According to WebMD, ALT, also known as alanine aminotransferase, is an enzyme present in blood. Previously known as SGPT, or serum glutamic pyruvic transaminase, it is released by a damaged or diseased liver. As such, high levels of ALT are usually a sign of liver damag...


The ALT test checks the level of alanine aminotransferase in the blood to see if the liver is healthy. Elevated levels of the enzyme could indicate damage caused by trauma or a disease process, such as cirrhosis or a strain of hepatitis, as stated by WebMD.


Low ALT/SGPT means that there are normal levels of the liver enzyme alanine aminotransferase, or ALT, in the blood, which indicates that there is no disease or damage to the liver, according to WebMD. ALT used to be called SGPT, or serum glutamic pyruvic transaminase.


A high serum glutamic pyruvic transaminase (SGPT) test indicates some degree of liver damage. SGPT enters the bloodstream following an injury to the liver.


Low SGPT is normally found in the blood and it often indicates a healthy liver. SGPT is now also called Alanine Aminotransferase, or “ALT.” A test for ALT measures how much damage is in a liver.
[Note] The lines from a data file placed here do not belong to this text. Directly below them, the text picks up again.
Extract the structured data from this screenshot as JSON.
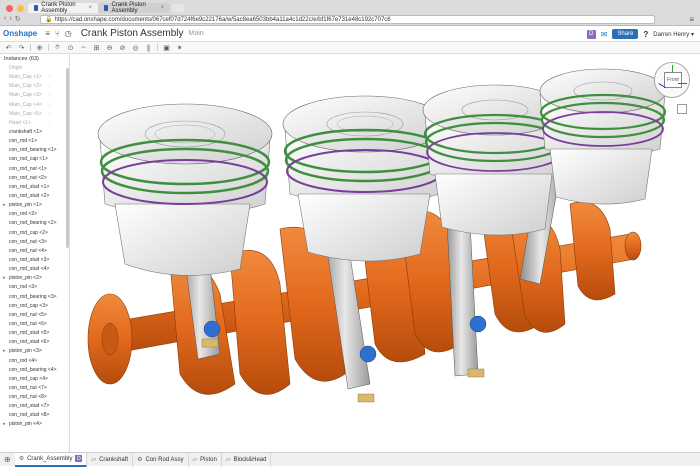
{
  "browser": {
    "tabs": [
      {
        "label": "Crank Piston Assembly",
        "close": "×"
      },
      {
        "label": "Crank Piston Assembly",
        "close": "×"
      }
    ],
    "url": "https://cad.onshape.com/documents/067cef07d724f6e9c22176a/w/5ac8ea6503bb4a11a4c1d22c/e/bf1f67e731e48c192c707c6"
  },
  "app": {
    "logo": "Onshape",
    "title": "Crank Piston Assembly",
    "workspace": "Main",
    "badge": "D",
    "share_label": "Share",
    "user": "Darren Henry",
    "user_caret": "▾",
    "help": "?"
  },
  "sidebar": {
    "header": "Instances (63)",
    "items": [
      {
        "label": "Origin",
        "dim": true
      },
      {
        "label": "Main_Cap <1>",
        "dim": true
      },
      {
        "label": "Main_Cap <2>",
        "dim": true
      },
      {
        "label": "Main_Cap <3>",
        "dim": true
      },
      {
        "label": "Main_Cap <4>",
        "dim": true
      },
      {
        "label": "Main_Cap <5>",
        "dim": true
      },
      {
        "label": "Head <1>",
        "dim": true
      },
      {
        "label": "crankshaft <1>",
        "dim": false
      },
      {
        "label": "con_rod <1>",
        "dim": false
      },
      {
        "label": "con_rod_bearing <1>",
        "dim": false
      },
      {
        "label": "con_rod_cap <1>",
        "dim": false
      },
      {
        "label": "con_rod_nut <1>",
        "dim": false
      },
      {
        "label": "con_rod_nut <2>",
        "dim": false
      },
      {
        "label": "con_rod_stud <1>",
        "dim": false
      },
      {
        "label": "con_rod_stud <2>",
        "dim": false
      },
      {
        "label": "piston_pin <1>",
        "dim": false,
        "caret": true
      },
      {
        "label": "con_rod <2>",
        "dim": false
      },
      {
        "label": "con_rod_bearing <2>",
        "dim": false
      },
      {
        "label": "con_rod_cap <2>",
        "dim": false
      },
      {
        "label": "con_rod_nut <3>",
        "dim": false
      },
      {
        "label": "con_rod_nut <4>",
        "dim": false
      },
      {
        "label": "con_rod_stud <3>",
        "dim": false
      },
      {
        "label": "con_rod_stud <4>",
        "dim": false
      },
      {
        "label": "piston_pin <2>",
        "dim": false,
        "caret": true
      },
      {
        "label": "con_rod <3>",
        "dim": false
      },
      {
        "label": "con_rod_bearing <3>",
        "dim": false
      },
      {
        "label": "con_rod_cap <3>",
        "dim": false
      },
      {
        "label": "con_rod_nut <5>",
        "dim": false
      },
      {
        "label": "con_rod_nut <6>",
        "dim": false
      },
      {
        "label": "con_rod_stud <5>",
        "dim": false
      },
      {
        "label": "con_rod_stud <6>",
        "dim": false
      },
      {
        "label": "piston_pin <3>",
        "dim": false,
        "caret": true
      },
      {
        "label": "con_rod <4>",
        "dim": false
      },
      {
        "label": "con_rod_bearing <4>",
        "dim": false
      },
      {
        "label": "con_rod_cap <4>",
        "dim": false
      },
      {
        "label": "con_rod_nut <7>",
        "dim": false
      },
      {
        "label": "con_rod_nut <8>",
        "dim": false
      },
      {
        "label": "con_rod_stud <7>",
        "dim": false
      },
      {
        "label": "con_rod_stud <8>",
        "dim": false
      },
      {
        "label": "piston_pin <4>",
        "dim": false,
        "caret": true
      }
    ]
  },
  "viewcube": {
    "face": "Front"
  },
  "bottom_tabs": [
    {
      "label": "Crank_Assembly",
      "active": true,
      "badge": "D"
    },
    {
      "label": "Crankshaft",
      "active": false
    },
    {
      "label": "Con Rod Assy",
      "active": false
    },
    {
      "label": "Piston",
      "active": false
    },
    {
      "label": "Block&Head",
      "active": false
    }
  ],
  "colors": {
    "accent": "#2a70b8",
    "crank": "#e2691c",
    "piston": "#f2f2f2",
    "ring_green": "#3f8f3f",
    "ring_purple": "#7a3e9a",
    "bearing_blue": "#2f6fd0"
  }
}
SGPT, or serum glutamic pyruvic transaminase, is an enzyme that enters the blood when the heart or liver are damaged, according to MedicineNet. When a condition like hepatitis C causes damage to the liver, SGPT levels rise.